[WORK INSTRUCTION] What lines in the material hold the string "Properties"? Copy out each of them.

[DATA PROVIDED]
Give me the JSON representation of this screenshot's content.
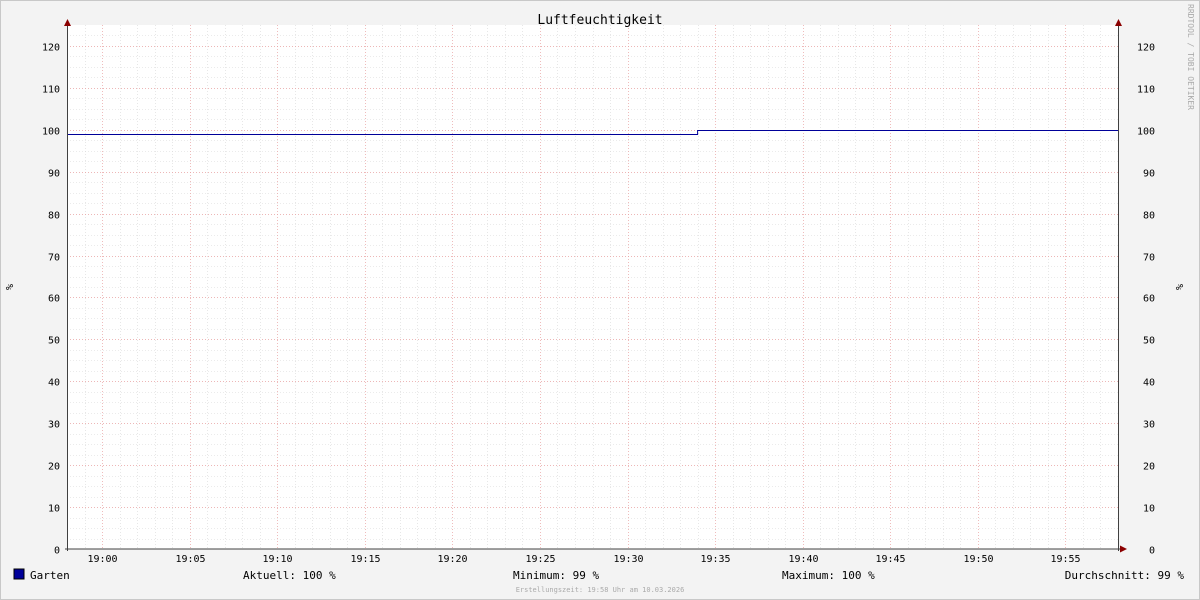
{
  "chart_data": {
    "type": "line",
    "title": "Luftfeuchtigkeit",
    "ylabel": "%",
    "ylim": [
      0,
      125
    ],
    "y_ticks": [
      0,
      10,
      20,
      30,
      40,
      50,
      60,
      70,
      80,
      90,
      100,
      110,
      120
    ],
    "x_tick_labels": [
      "19:00",
      "19:05",
      "19:10",
      "19:15",
      "19:20",
      "19:25",
      "19:30",
      "19:35",
      "19:40",
      "19:45",
      "19:50",
      "19:55"
    ],
    "x_range_minutes": [
      "18:58",
      "19:58"
    ],
    "grid": true,
    "series": [
      {
        "name": "Garten",
        "color": "#000099",
        "points": [
          {
            "t": "18:58",
            "y": 99
          },
          {
            "t": "19:34",
            "y": 99
          },
          {
            "t": "19:34",
            "y": 100
          },
          {
            "t": "19:58",
            "y": 100
          }
        ]
      }
    ],
    "legend": {
      "placement": "bottom",
      "series_label": "Garten",
      "stats": [
        {
          "label": "Aktuell:",
          "value": "100 %"
        },
        {
          "label": "Minimum:",
          "value": "99 %"
        },
        {
          "label": "Maximum:",
          "value": "100 %"
        },
        {
          "label": "Durchschnitt:",
          "value": "99 %"
        }
      ]
    },
    "footer": "Erstellungszeit: 19:58 Uhr am 10.03.2026",
    "watermark": "RRDTOOL / TOBI OETIKER"
  }
}
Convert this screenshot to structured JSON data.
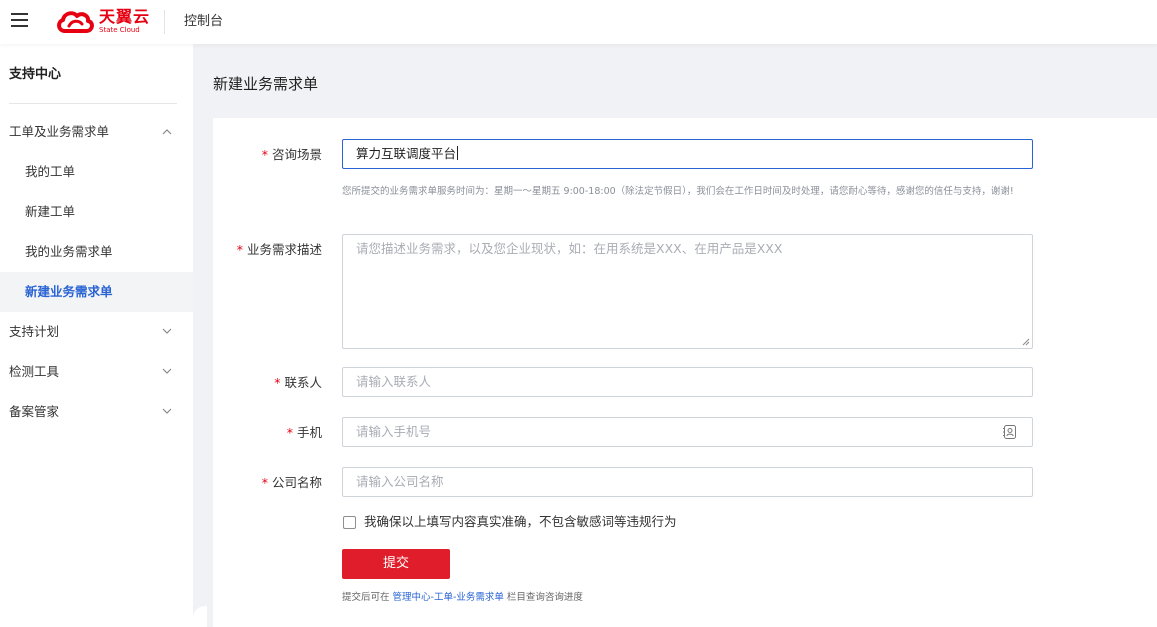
{
  "topbar": {
    "menu_icon": "hamburger-menu-icon",
    "logo": {
      "name": "天翼云",
      "tagline": "State Cloud",
      "color": "#e60012",
      "icon": "cloud-logo-icon"
    },
    "console_label": "控制台"
  },
  "sidebar": {
    "title": "支持中心",
    "items": [
      {
        "label": "工单及业务需求单",
        "type": "group",
        "expanded": true,
        "icon": "chevron-up-icon"
      },
      {
        "label": "我的工单",
        "type": "sub"
      },
      {
        "label": "新建工单",
        "type": "sub"
      },
      {
        "label": "我的业务需求单",
        "type": "sub"
      },
      {
        "label": "新建业务需求单",
        "type": "sub",
        "active": true
      },
      {
        "label": "支持计划",
        "type": "group",
        "expanded": false,
        "icon": "chevron-down-icon"
      },
      {
        "label": "检测工具",
        "type": "group",
        "expanded": false,
        "icon": "chevron-down-icon"
      },
      {
        "label": "备案管家",
        "type": "group",
        "expanded": false,
        "icon": "chevron-down-icon"
      }
    ],
    "active_color": "#2a64d4"
  },
  "main": {
    "page_title": "新建业务需求单",
    "form": {
      "required_mark": "*",
      "scenario": {
        "label": "咨询场景",
        "value": "算力互联调度平台"
      },
      "hint": "您所提交的业务需求单服务时间为：星期一～星期五 9:00-18:00（除法定节假日），我们会在工作日时间及时处理，请您耐心等待，感谢您的信任与支持，谢谢!",
      "description": {
        "label": "业务需求描述",
        "placeholder": "请您描述业务需求，以及您企业现状，如：在用系统是XXX、在用产品是XXX"
      },
      "contact": {
        "label": "联系人",
        "placeholder": "请输入联系人"
      },
      "phone": {
        "label": "手机",
        "placeholder": "请输入手机号",
        "icon": "contact-book-icon"
      },
      "company": {
        "label": "公司名称",
        "placeholder": "请输入公司名称"
      },
      "agreement": {
        "label": "我确保以上填写内容真实准确，不包含敏感词等违规行为",
        "checked": false
      },
      "submit_label": "提交",
      "submit_color": "#e01e2b",
      "footnote": {
        "prefix": "提交后可在 ",
        "link": "管理中心-工单-业务需求单",
        "suffix": " 栏目查询咨询进度"
      }
    }
  }
}
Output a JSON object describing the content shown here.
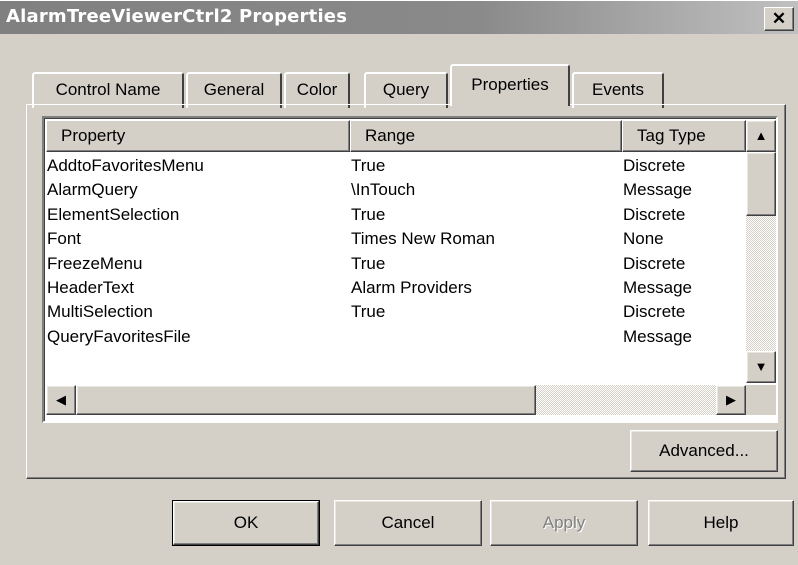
{
  "window": {
    "title": "AlarmTreeViewerCtrl2 Properties",
    "close_glyph": "✕"
  },
  "tabs": [
    {
      "label": "Control Name"
    },
    {
      "label": "General"
    },
    {
      "label": "Color"
    },
    {
      "label": "Query"
    },
    {
      "label": "Properties",
      "active": true
    },
    {
      "label": "Events"
    }
  ],
  "list": {
    "columns": [
      "Property",
      "Range",
      "Tag Type"
    ],
    "rows": [
      [
        "AddtoFavoritesMenu",
        "True",
        "Discrete"
      ],
      [
        "AlarmQuery",
        "\\InTouch",
        "Message"
      ],
      [
        "ElementSelection",
        "True",
        "Discrete"
      ],
      [
        "Font",
        "Times New Roman",
        "None"
      ],
      [
        "FreezeMenu",
        "True",
        "Discrete"
      ],
      [
        "HeaderText",
        "Alarm Providers",
        "Message"
      ],
      [
        "MultiSelection",
        "True",
        "Discrete"
      ],
      [
        "QueryFavoritesFile",
        "",
        "Message"
      ]
    ],
    "scroll_up_glyph": "▲",
    "scroll_down_glyph": "▼",
    "scroll_left_glyph": "◀",
    "scroll_right_glyph": "▶"
  },
  "buttons": {
    "advanced": "Advanced...",
    "ok": "OK",
    "cancel": "Cancel",
    "apply": "Apply",
    "help": "Help"
  },
  "colors": {
    "titlebar_inactive": "#808080",
    "face": "#d4d0c8"
  }
}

[RESULT OF THE TASK]
    "title": "AlarmTreeViewerCtrl2 Properties",
      "label": "Properties",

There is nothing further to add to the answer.